US7644636Jan 18, 2008Jan 12, 2010Honeywell International Inc.Load pin brake cell apparatus
US8474326Mar 15, 2011Jul 2, 2013Honeywell International Inc.Load pin with increased performance
Classifications
U.S. Classification716/128, 716/134
International ClassificationG06F17/50
Cooperative ClassificationG06F17/5077
European ClassificationG06F17/50L2
Legal Events
DateCodeEventDescription
Oct 7, 2005FPAYFee payment
Year of fee payment: 12
Dec 10, 2001ASAssignment
Owner name: KAWASAKI MICROELECTRONICS, INC., JAPAN
Free format text: ASSIGNMENT OF ASSIGNORS INTEREST;ASSIGNOR:KAWASAKI STEEL CORPORATION;REEL/FRAME:012312/0864
Effective date: 20011129
Owner name: KAWASAKI MICROELECTRONICS, INC. 3 BANCHI NAKASE 1-
Free format text: ASSIGNMENT OF ASSIGNORS INTEREST;ASSIGNOR:KAWASAKI STEEL CORPORATION /AR;REEL/FRAME:012312/0864
Oct 11, 2001FPAYFee payment
Year of fee payment: 8
Sep 29, 1997FPAYFee payment
Year of fee payment: 4
Nov 8, 1994CCCertificate of correction
Aug 24, 1990ASAssignment
Owner name: KAWASAKI STEEL CORPORATION, JAPAN
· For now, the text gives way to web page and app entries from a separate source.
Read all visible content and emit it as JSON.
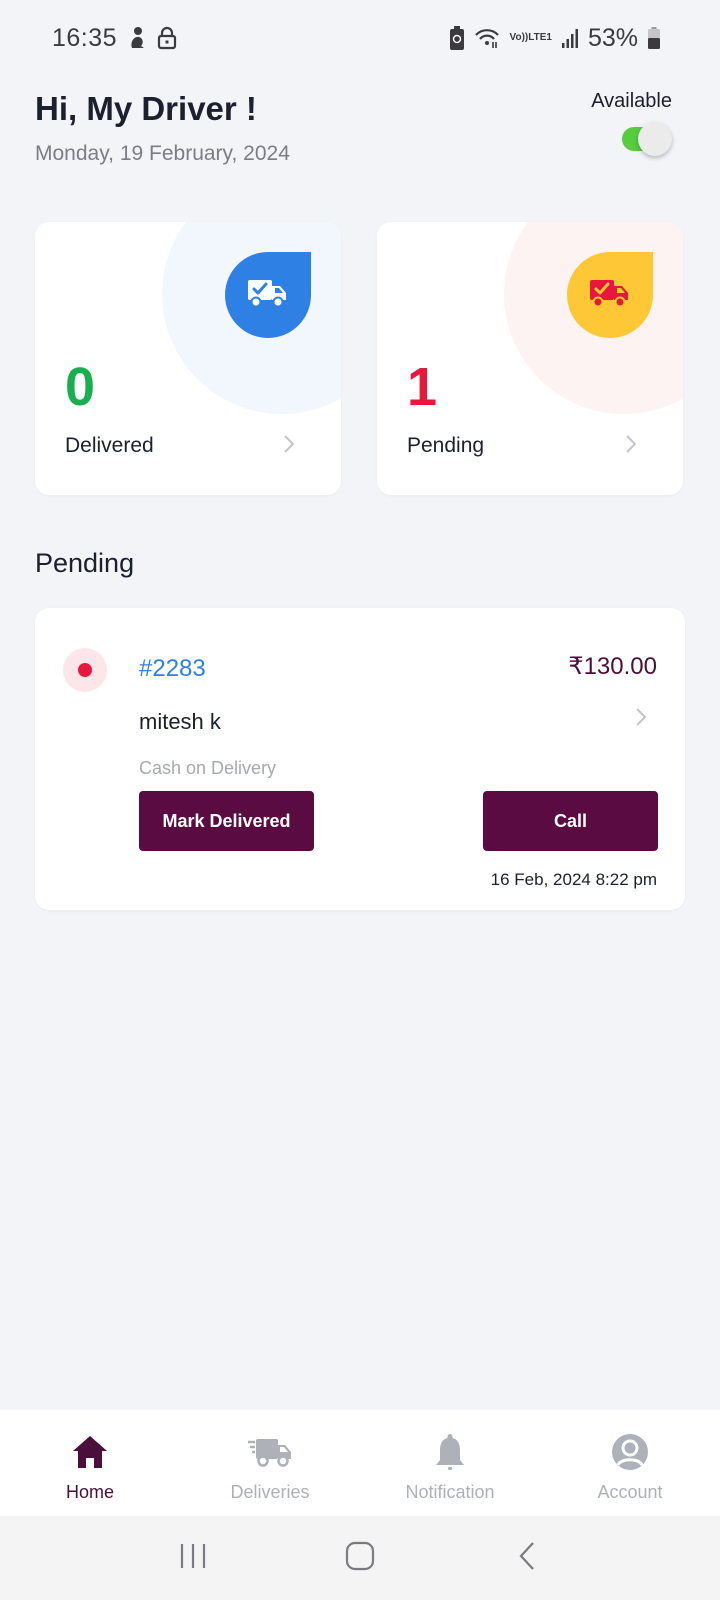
{
  "status_bar": {
    "time": "16:35",
    "network_label_top": "Vo))",
    "network_label_bottom": "LTE1",
    "battery_percent": "53%",
    "icons": [
      "driver-notification-icon",
      "lock-icon",
      "battery-saver-icon",
      "wifi-icon",
      "volte-icon",
      "signal-icon",
      "battery-icon"
    ]
  },
  "header": {
    "greeting": "Hi, My Driver !",
    "date": "Monday, 19 February, 2024",
    "availability_label": "Available",
    "availability_on": true
  },
  "stats": [
    {
      "count": "0",
      "label": "Delivered",
      "icon": "truck-check-icon",
      "bubble_color": "#2f80e5",
      "count_color": "#18b04e"
    },
    {
      "count": "1",
      "label": "Pending",
      "icon": "truck-check-icon",
      "bubble_color": "#fdc735",
      "count_color": "#e8173d"
    }
  ],
  "section": {
    "title": "Pending"
  },
  "orders": [
    {
      "id": "#2283",
      "price": "₹130.00",
      "customer": "mitesh k",
      "payment_method": "Cash on Delivery",
      "mark_delivered_label": "Mark Delivered",
      "call_label": "Call",
      "timestamp": "16 Feb, 2024 8:22 pm",
      "status_color": "#e8173d"
    }
  ],
  "bottom_nav": {
    "items": [
      {
        "label": "Home",
        "icon": "home-icon",
        "active": true
      },
      {
        "label": "Deliveries",
        "icon": "delivery-truck-icon",
        "active": false
      },
      {
        "label": "Notification",
        "icon": "bell-icon",
        "active": false
      },
      {
        "label": "Account",
        "icon": "account-icon",
        "active": false
      }
    ]
  },
  "theme": {
    "accent": "#5a0c42",
    "background": "#f3f4f8",
    "link_blue": "#2f80e5",
    "toggle_green": "#57cc3f"
  }
}
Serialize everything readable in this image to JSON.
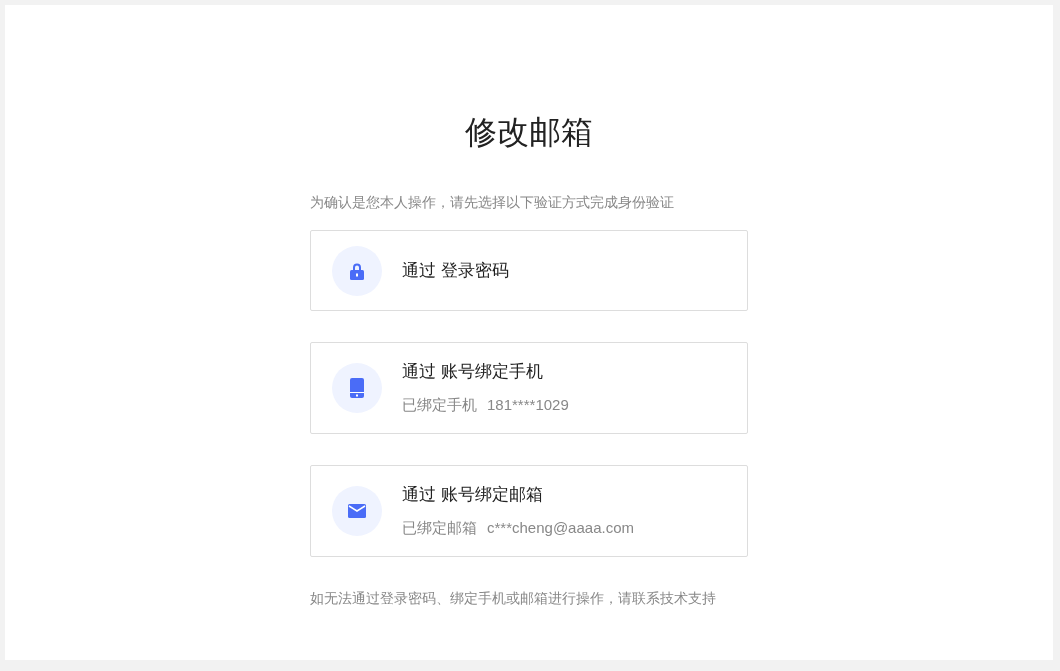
{
  "title": "修改邮箱",
  "instruction": "为确认是您本人操作，请先选择以下验证方式完成身份验证",
  "options": [
    {
      "kind": "lock",
      "label": "通过 登录密码"
    },
    {
      "kind": "phone",
      "label": "通过 账号绑定手机",
      "detail_label": "已绑定手机",
      "detail_value": "181****1029"
    },
    {
      "kind": "mail",
      "label": "通过 账号绑定邮箱",
      "detail_label": "已绑定邮箱",
      "detail_value": "c***cheng@aaaa.com"
    }
  ],
  "footer_note": "如无法通过登录密码、绑定手机或邮箱进行操作，请联系技术支持"
}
Free format text: ASSIGNMENT OF ASSIGNORS INTEREST.;ASSIGNORS:MARUI, TOMOHIRO;FUNATSU, HIDEYO;REEL/FRAME:005405/0875
Effective date: 19900817